» Your objective
The lines you need are those holding the word "blah"; pull them from the material.

» Records provided
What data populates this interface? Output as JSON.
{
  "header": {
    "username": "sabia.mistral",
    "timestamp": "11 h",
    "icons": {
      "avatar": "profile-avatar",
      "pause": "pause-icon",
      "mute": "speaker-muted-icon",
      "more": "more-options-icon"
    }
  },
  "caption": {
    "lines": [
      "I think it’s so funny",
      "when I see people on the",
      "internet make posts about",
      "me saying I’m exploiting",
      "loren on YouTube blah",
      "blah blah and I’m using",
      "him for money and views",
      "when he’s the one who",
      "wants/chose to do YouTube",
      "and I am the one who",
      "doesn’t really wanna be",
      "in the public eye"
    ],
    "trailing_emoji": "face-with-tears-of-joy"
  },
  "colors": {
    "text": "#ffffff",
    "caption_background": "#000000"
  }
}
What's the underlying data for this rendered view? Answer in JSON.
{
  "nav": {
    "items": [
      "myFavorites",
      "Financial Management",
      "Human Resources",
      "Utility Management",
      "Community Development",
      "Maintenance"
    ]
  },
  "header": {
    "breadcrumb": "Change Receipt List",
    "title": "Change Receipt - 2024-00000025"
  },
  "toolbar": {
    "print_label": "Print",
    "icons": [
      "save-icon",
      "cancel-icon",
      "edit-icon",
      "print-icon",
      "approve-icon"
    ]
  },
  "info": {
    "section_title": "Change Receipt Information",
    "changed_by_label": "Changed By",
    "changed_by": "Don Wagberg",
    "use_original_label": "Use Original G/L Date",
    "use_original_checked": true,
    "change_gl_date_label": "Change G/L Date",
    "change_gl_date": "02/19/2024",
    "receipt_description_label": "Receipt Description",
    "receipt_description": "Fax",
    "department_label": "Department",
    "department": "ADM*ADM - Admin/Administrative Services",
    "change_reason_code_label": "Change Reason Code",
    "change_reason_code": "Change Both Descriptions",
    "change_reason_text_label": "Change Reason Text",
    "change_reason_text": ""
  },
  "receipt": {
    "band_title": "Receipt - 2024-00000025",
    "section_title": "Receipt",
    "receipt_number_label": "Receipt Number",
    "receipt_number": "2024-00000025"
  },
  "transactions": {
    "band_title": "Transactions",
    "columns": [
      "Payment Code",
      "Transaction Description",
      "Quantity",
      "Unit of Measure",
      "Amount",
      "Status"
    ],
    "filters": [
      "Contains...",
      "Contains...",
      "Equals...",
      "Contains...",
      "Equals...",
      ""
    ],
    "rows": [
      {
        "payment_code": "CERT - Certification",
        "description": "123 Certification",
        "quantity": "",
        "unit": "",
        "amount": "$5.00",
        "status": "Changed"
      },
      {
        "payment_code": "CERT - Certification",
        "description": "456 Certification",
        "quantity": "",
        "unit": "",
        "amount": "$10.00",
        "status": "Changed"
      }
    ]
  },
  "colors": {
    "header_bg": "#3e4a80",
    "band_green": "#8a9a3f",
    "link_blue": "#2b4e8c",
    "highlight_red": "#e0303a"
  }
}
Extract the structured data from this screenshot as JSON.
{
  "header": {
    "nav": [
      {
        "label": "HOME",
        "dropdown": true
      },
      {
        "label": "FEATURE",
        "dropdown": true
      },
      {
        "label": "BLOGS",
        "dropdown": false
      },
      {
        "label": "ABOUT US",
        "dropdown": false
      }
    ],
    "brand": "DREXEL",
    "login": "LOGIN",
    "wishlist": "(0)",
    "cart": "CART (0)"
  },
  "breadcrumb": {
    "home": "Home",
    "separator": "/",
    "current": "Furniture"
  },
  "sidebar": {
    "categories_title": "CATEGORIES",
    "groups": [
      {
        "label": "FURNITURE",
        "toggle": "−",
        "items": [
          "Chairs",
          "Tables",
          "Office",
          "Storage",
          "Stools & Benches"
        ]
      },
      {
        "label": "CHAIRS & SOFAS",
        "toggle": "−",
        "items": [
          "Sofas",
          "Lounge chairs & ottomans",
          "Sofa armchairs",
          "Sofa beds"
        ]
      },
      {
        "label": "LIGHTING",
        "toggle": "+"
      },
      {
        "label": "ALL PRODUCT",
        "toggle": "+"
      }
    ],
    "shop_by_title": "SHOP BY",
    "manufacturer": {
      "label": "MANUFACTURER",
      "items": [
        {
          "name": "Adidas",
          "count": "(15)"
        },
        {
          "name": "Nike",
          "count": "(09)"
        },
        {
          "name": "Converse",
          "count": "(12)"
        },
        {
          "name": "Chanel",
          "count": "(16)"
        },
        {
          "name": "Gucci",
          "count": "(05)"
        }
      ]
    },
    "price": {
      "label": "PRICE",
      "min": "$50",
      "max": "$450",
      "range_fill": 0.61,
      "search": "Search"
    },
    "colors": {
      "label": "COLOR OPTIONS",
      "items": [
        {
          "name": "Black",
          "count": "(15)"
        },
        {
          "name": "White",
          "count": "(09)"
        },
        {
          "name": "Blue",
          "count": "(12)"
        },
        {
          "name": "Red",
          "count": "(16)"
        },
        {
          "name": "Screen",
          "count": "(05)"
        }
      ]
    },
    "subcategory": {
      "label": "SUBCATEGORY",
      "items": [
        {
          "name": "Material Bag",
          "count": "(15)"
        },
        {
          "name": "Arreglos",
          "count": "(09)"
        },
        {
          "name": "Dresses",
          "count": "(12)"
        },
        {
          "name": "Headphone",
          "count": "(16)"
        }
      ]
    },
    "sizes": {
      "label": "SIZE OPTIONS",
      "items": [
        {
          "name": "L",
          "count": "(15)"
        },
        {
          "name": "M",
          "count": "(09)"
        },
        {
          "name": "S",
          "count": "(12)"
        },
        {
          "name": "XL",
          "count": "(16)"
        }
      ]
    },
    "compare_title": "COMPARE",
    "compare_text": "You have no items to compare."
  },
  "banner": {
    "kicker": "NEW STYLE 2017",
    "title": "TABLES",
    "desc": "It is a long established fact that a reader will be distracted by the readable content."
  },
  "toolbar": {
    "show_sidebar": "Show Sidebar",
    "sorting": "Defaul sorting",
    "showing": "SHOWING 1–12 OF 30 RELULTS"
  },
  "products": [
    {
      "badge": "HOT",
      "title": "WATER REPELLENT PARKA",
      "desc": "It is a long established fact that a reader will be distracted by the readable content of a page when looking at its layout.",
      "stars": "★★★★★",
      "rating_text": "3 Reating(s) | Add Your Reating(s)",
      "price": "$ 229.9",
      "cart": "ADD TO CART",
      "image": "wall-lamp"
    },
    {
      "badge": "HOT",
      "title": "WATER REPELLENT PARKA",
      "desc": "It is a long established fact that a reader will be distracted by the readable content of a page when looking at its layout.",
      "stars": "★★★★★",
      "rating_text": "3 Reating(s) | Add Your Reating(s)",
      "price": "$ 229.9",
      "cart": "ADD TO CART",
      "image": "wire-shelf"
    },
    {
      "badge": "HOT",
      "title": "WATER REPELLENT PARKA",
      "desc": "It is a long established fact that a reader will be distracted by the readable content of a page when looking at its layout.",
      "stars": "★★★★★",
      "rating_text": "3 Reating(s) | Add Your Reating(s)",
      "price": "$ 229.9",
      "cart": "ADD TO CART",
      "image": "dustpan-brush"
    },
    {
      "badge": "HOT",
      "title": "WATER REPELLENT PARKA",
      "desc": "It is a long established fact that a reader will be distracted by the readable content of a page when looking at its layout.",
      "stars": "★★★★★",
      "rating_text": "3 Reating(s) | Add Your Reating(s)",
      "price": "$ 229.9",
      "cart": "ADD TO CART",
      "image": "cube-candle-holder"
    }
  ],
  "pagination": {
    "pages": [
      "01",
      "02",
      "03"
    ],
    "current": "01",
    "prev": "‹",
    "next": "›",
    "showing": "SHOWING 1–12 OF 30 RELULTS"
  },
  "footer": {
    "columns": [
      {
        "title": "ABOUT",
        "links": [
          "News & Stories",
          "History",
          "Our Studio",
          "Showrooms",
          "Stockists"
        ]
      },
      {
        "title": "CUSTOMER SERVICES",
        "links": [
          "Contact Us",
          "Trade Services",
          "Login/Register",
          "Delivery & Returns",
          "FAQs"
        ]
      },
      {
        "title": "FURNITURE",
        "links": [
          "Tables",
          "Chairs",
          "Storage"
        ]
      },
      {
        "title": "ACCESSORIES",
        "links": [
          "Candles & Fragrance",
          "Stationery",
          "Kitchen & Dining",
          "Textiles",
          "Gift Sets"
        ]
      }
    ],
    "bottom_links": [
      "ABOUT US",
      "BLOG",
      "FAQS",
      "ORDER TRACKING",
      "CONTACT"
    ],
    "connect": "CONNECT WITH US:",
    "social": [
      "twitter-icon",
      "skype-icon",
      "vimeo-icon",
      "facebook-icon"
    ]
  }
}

» Problem solution
      "loren on YouTube blah",
      "blah blah and I’m using",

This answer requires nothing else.